PROBLEM TO SOLVE: Every entry below should be printed exactly.

Records from a data collection
=-=-=-=-=

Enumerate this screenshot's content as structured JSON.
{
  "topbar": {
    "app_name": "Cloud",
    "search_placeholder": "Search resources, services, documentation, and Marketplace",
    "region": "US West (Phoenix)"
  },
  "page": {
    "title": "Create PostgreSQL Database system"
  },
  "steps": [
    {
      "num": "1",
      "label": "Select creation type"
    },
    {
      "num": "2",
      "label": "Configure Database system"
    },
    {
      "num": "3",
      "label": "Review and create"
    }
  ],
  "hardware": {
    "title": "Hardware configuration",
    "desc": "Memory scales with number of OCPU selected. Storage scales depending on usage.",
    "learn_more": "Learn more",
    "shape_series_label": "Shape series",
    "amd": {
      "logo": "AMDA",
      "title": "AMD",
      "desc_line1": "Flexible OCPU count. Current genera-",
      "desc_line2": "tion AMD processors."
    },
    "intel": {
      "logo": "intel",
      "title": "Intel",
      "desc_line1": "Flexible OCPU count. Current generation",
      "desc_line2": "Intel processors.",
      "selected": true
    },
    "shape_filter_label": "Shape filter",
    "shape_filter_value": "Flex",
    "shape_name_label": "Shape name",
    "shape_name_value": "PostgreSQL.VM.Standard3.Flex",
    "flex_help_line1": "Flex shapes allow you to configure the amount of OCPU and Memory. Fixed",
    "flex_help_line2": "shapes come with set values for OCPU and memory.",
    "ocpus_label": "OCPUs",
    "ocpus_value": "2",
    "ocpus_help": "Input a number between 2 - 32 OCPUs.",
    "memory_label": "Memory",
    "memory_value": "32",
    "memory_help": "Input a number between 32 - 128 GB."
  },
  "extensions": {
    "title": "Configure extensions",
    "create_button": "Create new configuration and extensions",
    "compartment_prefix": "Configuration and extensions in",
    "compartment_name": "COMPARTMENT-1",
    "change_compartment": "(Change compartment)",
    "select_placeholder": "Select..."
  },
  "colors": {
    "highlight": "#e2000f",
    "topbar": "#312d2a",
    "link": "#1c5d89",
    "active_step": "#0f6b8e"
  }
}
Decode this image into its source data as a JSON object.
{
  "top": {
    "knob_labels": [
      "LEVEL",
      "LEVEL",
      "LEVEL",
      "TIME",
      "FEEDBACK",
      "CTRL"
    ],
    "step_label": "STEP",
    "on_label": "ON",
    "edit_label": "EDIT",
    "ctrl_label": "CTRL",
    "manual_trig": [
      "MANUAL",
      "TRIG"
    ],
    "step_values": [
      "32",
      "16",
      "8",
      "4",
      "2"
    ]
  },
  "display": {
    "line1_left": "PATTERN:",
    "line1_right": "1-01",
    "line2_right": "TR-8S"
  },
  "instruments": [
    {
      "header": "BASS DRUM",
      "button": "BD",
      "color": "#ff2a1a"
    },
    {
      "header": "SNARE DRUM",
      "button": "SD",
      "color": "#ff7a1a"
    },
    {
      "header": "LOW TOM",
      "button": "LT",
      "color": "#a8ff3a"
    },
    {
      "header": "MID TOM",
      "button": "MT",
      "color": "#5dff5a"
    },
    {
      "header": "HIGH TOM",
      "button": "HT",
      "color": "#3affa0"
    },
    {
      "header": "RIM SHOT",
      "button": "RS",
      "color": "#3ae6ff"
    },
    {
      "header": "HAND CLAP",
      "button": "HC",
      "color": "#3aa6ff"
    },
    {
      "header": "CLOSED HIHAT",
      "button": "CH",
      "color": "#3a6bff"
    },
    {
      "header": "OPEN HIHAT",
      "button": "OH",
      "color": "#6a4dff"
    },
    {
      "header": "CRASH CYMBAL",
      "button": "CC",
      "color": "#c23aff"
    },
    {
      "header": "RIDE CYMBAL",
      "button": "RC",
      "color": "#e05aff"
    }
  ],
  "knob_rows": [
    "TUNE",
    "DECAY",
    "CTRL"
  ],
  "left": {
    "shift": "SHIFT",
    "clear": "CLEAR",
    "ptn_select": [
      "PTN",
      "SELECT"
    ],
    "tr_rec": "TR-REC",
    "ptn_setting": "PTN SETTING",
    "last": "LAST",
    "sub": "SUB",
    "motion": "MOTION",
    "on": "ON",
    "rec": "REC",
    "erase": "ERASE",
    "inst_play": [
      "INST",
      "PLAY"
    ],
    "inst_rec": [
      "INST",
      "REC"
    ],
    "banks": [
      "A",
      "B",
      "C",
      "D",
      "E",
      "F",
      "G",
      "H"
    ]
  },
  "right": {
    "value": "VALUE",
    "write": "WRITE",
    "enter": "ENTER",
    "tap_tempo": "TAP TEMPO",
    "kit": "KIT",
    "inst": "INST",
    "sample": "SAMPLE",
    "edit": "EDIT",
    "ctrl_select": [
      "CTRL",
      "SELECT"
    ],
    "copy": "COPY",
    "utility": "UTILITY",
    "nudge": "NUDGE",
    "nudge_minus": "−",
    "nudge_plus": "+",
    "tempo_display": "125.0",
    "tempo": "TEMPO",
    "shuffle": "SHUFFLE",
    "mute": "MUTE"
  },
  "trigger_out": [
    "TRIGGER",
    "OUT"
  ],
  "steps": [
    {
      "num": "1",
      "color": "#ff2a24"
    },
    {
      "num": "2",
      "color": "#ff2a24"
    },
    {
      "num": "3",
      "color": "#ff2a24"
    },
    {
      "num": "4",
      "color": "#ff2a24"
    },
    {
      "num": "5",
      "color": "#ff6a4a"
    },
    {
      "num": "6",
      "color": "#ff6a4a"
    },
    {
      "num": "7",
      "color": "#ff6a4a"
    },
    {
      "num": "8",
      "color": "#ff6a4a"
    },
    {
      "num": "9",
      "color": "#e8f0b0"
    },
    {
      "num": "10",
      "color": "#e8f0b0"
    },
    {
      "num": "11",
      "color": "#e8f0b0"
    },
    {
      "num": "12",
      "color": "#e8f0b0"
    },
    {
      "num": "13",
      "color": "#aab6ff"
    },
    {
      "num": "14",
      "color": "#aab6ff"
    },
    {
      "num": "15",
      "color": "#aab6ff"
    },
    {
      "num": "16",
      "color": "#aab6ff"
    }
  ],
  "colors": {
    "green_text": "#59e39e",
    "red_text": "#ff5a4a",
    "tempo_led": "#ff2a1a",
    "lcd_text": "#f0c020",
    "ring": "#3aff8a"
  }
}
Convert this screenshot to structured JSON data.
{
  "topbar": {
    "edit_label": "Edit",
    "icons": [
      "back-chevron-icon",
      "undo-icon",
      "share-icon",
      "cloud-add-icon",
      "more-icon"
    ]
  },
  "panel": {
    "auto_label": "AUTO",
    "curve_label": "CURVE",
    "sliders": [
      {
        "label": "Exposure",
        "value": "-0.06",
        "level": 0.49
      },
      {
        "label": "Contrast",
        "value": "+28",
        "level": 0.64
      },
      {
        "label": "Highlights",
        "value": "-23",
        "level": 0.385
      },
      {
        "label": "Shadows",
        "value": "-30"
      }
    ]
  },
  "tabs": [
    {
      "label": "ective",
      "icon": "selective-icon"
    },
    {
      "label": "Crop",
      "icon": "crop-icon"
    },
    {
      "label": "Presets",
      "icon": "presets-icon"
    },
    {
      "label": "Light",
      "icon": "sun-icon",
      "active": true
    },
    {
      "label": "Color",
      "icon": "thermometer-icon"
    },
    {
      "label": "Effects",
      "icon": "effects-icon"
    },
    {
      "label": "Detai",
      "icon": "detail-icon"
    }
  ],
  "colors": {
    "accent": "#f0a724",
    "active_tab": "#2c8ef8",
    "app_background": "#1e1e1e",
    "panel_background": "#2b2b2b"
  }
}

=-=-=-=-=

TASK ANSWER:
Enumerate this screenshot's content as structured JSON.
{
  "topbar": {
    "app_name": "Cloud",
    "search_placeholder": "Search resources, services, documentation, and Marketplace",
    "region": "US West (Phoenix)"
  },
  "page": {
    "title": "Create PostgreSQL Database system"
  },
  "steps": [
    {
      "num": "1",
      "label": "Select creation type"
    },
    {
      "num": "2",
      "label": "Configure Database system"
    },
    {
      "num": "3",
      "label": "Review and create"
    }
  ],
  "hardware": {
    "title": "Hardware configuration",
    "desc": "Memory scales with number of OCPU selected. Storage scales depending on usage.",
    "learn_more": "Learn more",
    "shape_series_label": "Shape series",
    "amd": {
      "logo": "AMDA",
      "title": "AMD",
      "desc_line1": "Flexible OCPU count. Current genera-",
      "desc_line2": "tion AMD processors."
    },
    "intel": {
      "logo": "intel",
      "title": "Intel",
      "desc_line1": "Flexible OCPU count. Current generation",
      "desc_line2": "Intel processors.",
      "selected": true
    },
    "shape_filter_label": "Shape filter",
    "shape_filter_value": "Flex",
    "shape_name_label": "Shape name",
    "shape_name_value": "PostgreSQL.VM.Standard3.Flex",
    "flex_help_line1": "Flex shapes allow you to configure the amount of OCPU and Memory. Fixed",
    "flex_help_line2": "shapes come with set values for OCPU and memory.",
    "ocpus_label": "OCPUs",
    "ocpus_value": "2",
    "ocpus_help": "Input a number between 2 - 32 OCPUs.",
    "memory_label": "Memory",
    "memory_value": "32",
    "memory_help": "Input a number between 32 - 128 GB."
  },
  "extensions": {
    "title": "Configure extensions",
    "create_button": "Create new configuration and extensions",
    "compartment_prefix": "Configuration and extensions in",
    "compartment_name": "COMPARTMENT-1",
    "change_compartment": "(Change compartment)",
    "select_placeholder": "Select..."
  },
  "colors": {
    "highlight": "#e2000f",
    "topbar": "#312d2a",
    "link": "#1c5d89",
    "active_step": "#0f6b8e"
  }
}
Decode this image into its source data as a JSON object.
{
  "top": {
    "knob_labels": [
      "LEVEL",
      "LEVEL",
      "LEVEL",
      "TIME",
      "FEEDBACK",
      "CTRL"
    ],
    "step_label": "STEP",
    "on_label": "ON",
    "edit_label": "EDIT",
    "ctrl_label": "CTRL",
    "manual_trig": [
      "MANUAL",
      "TRIG"
    ],
    "step_values": [
      "32",
      "16",
      "8",
      "4",
      "2"
    ]
  },
  "display": {
    "line1_left": "PATTERN:",
    "line1_right": "1-01",
    "line2_right": "TR-8S"
  },
  "instruments": [
    {
      "header": "BASS DRUM",
      "button": "BD",
      "color": "#ff2a1a"
    },
    {
      "header": "SNARE DRUM",
      "button": "SD",
      "color": "#ff7a1a"
    },
    {
      "header": "LOW TOM",
      "button": "LT",
      "color": "#a8ff3a"
    },
    {
      "header": "MID TOM",
      "button": "MT",
      "color": "#5dff5a"
    },
    {
      "header": "HIGH TOM",
      "button": "HT",
      "color": "#3affa0"
    },
    {
      "header": "RIM SHOT",
      "button": "RS",
      "color": "#3ae6ff"
    },
    {
      "header": "HAND CLAP",
      "button": "HC",
      "color": "#3aa6ff"
    },
    {
      "header": "CLOSED HIHAT",
      "button": "CH",
      "color": "#3a6bff"
    },
    {
      "header": "OPEN HIHAT",
      "button": "OH",
      "color": "#6a4dff"
    },
    {
      "header": "CRASH CYMBAL",
      "button": "CC",
      "color": "#c23aff"
    },
    {
      "header": "RIDE CYMBAL",
      "button": "RC",
      "color": "#e05aff"
    }
  ],
  "knob_rows": [
    "TUNE",
    "DECAY",
    "CTRL"
  ],
  "left": {
    "shift": "SHIFT",
    "clear": "CLEAR",
    "ptn_select": [
      "PTN",
      "SELECT"
    ],
    "tr_rec": "TR-REC",
    "ptn_setting": "PTN SETTING",
    "last": "LAST",
    "sub": "SUB",
    "motion": "MOTION",
    "on": "ON",
    "rec": "REC",
    "erase": "ERASE",
    "inst_play": [
      "INST",
      "PLAY"
    ],
    "inst_rec": [
      "INST",
      "REC"
    ],
    "banks": [
      "A",
      "B",
      "C",
      "D",
      "E",
      "F",
      "G",
      "H"
    ]
  },
  "right": {
    "value": "VALUE",
    "write": "WRITE",
    "enter": "ENTER",
    "tap_tempo": "TAP TEMPO",
    "kit": "KIT",
    "inst": "INST",
    "sample": "SAMPLE",
    "edit": "EDIT",
    "ctrl_select": [
      "CTRL",
      "SELECT"
    ],
    "copy": "COPY",
    "utility": "UTILITY",
    "nudge": "NUDGE",
    "nudge_minus": "−",
    "nudge_plus": "+",
    "tempo_display": "125.0",
    "tempo": "TEMPO",
    "shuffle": "SHUFFLE",
    "mute": "MUTE"
  },
  "trigger_out": [
    "TRIGGER",
    "OUT"
  ],
  "steps": [
    {
      "num": "1",
      "color": "#ff2a24"
    },
    {
      "num": "2",
      "color": "#ff2a24"
    },
    {
      "num": "3",
      "color": "#ff2a24"
    },
    {
      "num": "4",
      "color": "#ff2a24"
    },
    {
      "num": "5",
      "color": "#ff6a4a"
    },
    {
      "num": "6",
      "color": "#ff6a4a"
    },
    {
      "num": "7",
      "color": "#ff6a4a"
    },
    {
      "num": "8",
      "color": "#ff6a4a"
    },
    {
      "num": "9",
      "color": "#e8f0b0"
    },
    {
      "num": "10",
      "color": "#e8f0b0"
    },
    {
      "num": "11",
      "color": "#e8f0b0"
    },
    {
      "num": "12",
      "color": "#e8f0b0"
    },
    {
      "num": "13",
      "color": "#aab6ff"
    },
    {
      "num": "14",
      "color": "#aab6ff"
    },
    {
      "num": "15",
      "color": "#aab6ff"
    },
    {
      "num": "16",
      "color": "#aab6ff"
    }
  ],
  "colors": {
    "green_text": "#59e39e",
    "red_text": "#ff5a4a",
    "tempo_led": "#ff2a1a",
    "lcd_text": "#f0c020",
    "ring": "#3aff8a"
  }
}
Convert this screenshot to structured JSON data.
{
  "topbar": {
    "edit_label": "Edit",
    "icons": [
      "back-chevron-icon",
      "undo-icon",
      "share-icon",
      "cloud-add-icon",
      "more-icon"
    ]
  },
  "panel": {
    "auto_label": "AUTO",
    "curve_label": "CURVE",
    "sliders": [
      {
        "label": "Exposure",
        "value": "-0.06",
        "level": 0.49
      },
      {
        "label": "Contrast",
        "value": "+28",
        "level": 0.64
      },
      {
        "label": "Highlights",
        "value": "-23",
        "level": 0.385
      },
      {
        "label": "Shadows",
        "value": "-30"
      }
    ]
  },
  "tabs": [
    {
      "label": "ective",
      "icon": "selective-icon"
    },
    {
      "label": "Crop",
      "icon": "crop-icon"
    },
    {
      "label": "Presets",
      "icon": "presets-icon"
    },
    {
      "label": "Light",
      "icon": "sun-icon",
      "active": true
    },
    {
      "label": "Color",
      "icon": "thermometer-icon"
    },
    {
      "label": "Effects",
      "icon": "effects-icon"
    },
    {
      "label": "Detai",
      "icon": "detail-icon"
    }
  ],
  "colors": {
    "accent": "#f0a724",
    "active_tab": "#2c8ef8",
    "app_background": "#1e1e1e",
    "panel_background": "#2b2b2b"
  }
}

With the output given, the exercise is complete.